Judge Sonia Sotomayor enjoys the public's support, a CNN/Opinion Research poll reported this morning; 47 percent of the 1,026 respondents said she should be confirmed, 40 said she shouldn't, and 13 percent were unsure.
But, other than Harriet Miers, previous nominees were held higher in the public's esteem. Yes/no splits on the same question were 60/26 for John Roberts, 54/30 for Samuel Alito, 53/14 for Ruth Bader Ginsburg, 52/17 for Clarence Thomas, according to previous numbers included in the CNN poll.
Buried in the findings, however, is an interesting nugget on how Americans think senators should base their votes--namely, the public is split on whether issues like abortion or gun control should determine how senators vote.
Though partisan concerns over court picks usually focus on such issues, judges and politicians alike are typically reluctant to approach nominations from that angle.
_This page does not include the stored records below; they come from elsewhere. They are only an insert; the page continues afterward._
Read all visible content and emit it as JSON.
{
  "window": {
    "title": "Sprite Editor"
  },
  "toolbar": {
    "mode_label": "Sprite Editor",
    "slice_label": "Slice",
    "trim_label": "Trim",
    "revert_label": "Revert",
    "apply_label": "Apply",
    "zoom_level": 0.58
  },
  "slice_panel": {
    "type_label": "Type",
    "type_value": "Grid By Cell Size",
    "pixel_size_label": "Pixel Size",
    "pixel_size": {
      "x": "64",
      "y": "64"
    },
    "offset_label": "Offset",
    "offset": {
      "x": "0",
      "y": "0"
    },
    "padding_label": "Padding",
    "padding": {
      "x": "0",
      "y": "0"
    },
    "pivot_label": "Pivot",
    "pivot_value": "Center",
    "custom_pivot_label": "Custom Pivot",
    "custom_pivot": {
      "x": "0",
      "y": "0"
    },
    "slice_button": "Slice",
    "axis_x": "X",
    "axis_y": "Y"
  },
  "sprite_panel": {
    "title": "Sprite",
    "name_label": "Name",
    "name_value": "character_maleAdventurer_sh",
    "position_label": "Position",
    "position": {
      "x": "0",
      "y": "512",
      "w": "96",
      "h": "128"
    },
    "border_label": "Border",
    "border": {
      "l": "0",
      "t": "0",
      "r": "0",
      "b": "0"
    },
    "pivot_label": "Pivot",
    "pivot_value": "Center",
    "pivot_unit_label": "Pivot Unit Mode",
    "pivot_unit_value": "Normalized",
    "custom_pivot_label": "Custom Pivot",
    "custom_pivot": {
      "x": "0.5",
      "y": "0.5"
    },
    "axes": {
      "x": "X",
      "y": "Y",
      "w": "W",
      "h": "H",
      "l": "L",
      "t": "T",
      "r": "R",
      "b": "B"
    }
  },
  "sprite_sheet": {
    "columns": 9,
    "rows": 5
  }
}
Judges commonly say they won't flatly state a preference on abortion, for instance, given that each case is unique and they don't want to state, ahead of time, how they'd rule. Hence the question, "Do you think the Roe v. Wade decision was a good one?"
Jurisprudence is supposed to be independent of politics and policy; it's a fair mind and even temperament, not particular stances, that is supposed to be sought in nominees.
The criticism of Sonia Sotomayor has stayed away from issues, generally: Newt Gingrich and Rush Limbaugh blasted her for the "wise Latina" quote, and other critics have brought up her statement, at a Duke University panel discussion, that the appeals court is "where policy is made"--questioning her ethics and judicial philosophy and charging racism, but not her stance on constitutional interpretations.
But according to CNN, 47 percent think senators would be justified "in voting against her if they disagree with her stance on current issues such as abortion or gun control," supposing "the upcoming confirmation hearings indicate that Sonia Sotomayor is qualified and has no ethical problems." 49 percent say they wouldn't be justified in doing so, and 5 percent say they have no opinion.
That marks a shift from public sentiment in 2005, when 54 percent said senators would be unjustified in letting issues determine their votes, compared to 40 who said such voting would be justified, and 6 percent who had no opinion.
So, ironically, during a nomination process that has had relatively little to do with abortion and gun control, the public finds itself more comfortable with such issues determining Sonia Sotomayor's fate.